Segment Start: DATA TO PROCESS

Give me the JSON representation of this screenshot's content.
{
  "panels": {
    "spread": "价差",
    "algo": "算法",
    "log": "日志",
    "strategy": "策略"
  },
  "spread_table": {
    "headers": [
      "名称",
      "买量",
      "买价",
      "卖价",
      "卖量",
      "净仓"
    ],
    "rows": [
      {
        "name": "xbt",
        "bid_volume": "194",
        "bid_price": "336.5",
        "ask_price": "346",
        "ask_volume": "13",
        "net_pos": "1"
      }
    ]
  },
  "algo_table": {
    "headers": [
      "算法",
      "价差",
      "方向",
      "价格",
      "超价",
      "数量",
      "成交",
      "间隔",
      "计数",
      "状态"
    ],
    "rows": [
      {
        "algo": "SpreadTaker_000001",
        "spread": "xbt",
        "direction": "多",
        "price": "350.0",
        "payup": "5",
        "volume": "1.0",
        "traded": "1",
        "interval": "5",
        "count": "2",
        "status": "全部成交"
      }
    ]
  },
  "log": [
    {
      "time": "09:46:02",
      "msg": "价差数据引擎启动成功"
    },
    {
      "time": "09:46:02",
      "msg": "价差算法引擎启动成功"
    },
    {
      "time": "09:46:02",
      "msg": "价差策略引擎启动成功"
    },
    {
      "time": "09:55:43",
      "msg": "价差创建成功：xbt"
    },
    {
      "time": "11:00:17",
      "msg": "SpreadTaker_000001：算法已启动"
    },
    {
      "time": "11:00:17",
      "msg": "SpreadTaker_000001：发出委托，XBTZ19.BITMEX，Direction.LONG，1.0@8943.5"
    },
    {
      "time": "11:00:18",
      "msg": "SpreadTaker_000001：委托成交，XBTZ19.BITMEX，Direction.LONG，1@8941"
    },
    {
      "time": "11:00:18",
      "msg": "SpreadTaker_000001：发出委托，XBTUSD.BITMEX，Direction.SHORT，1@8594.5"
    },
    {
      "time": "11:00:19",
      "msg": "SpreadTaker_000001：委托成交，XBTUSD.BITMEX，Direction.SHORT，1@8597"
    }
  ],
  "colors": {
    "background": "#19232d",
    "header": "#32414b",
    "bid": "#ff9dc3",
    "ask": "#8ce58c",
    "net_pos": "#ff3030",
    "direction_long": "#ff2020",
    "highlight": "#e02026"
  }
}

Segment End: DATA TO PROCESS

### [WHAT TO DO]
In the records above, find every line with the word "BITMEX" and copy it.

### [ANSWER BOX]
      "msg": "SpreadTaker_000001：发出委托，XBTZ19.BITMEX，Direction.LONG，1.0@8943.5"
      "msg": "SpreadTaker_000001：委托成交，XBTZ19.BITMEX，Direction.LONG，1@8941"
      "msg": "SpreadTaker_000001：发出委托，XBTUSD.BITMEX，Direction.SHORT，1@8594.5"
      "msg": "SpreadTaker_000001：委托成交，XBTUSD.BITMEX，Direction.SHORT，1@8597"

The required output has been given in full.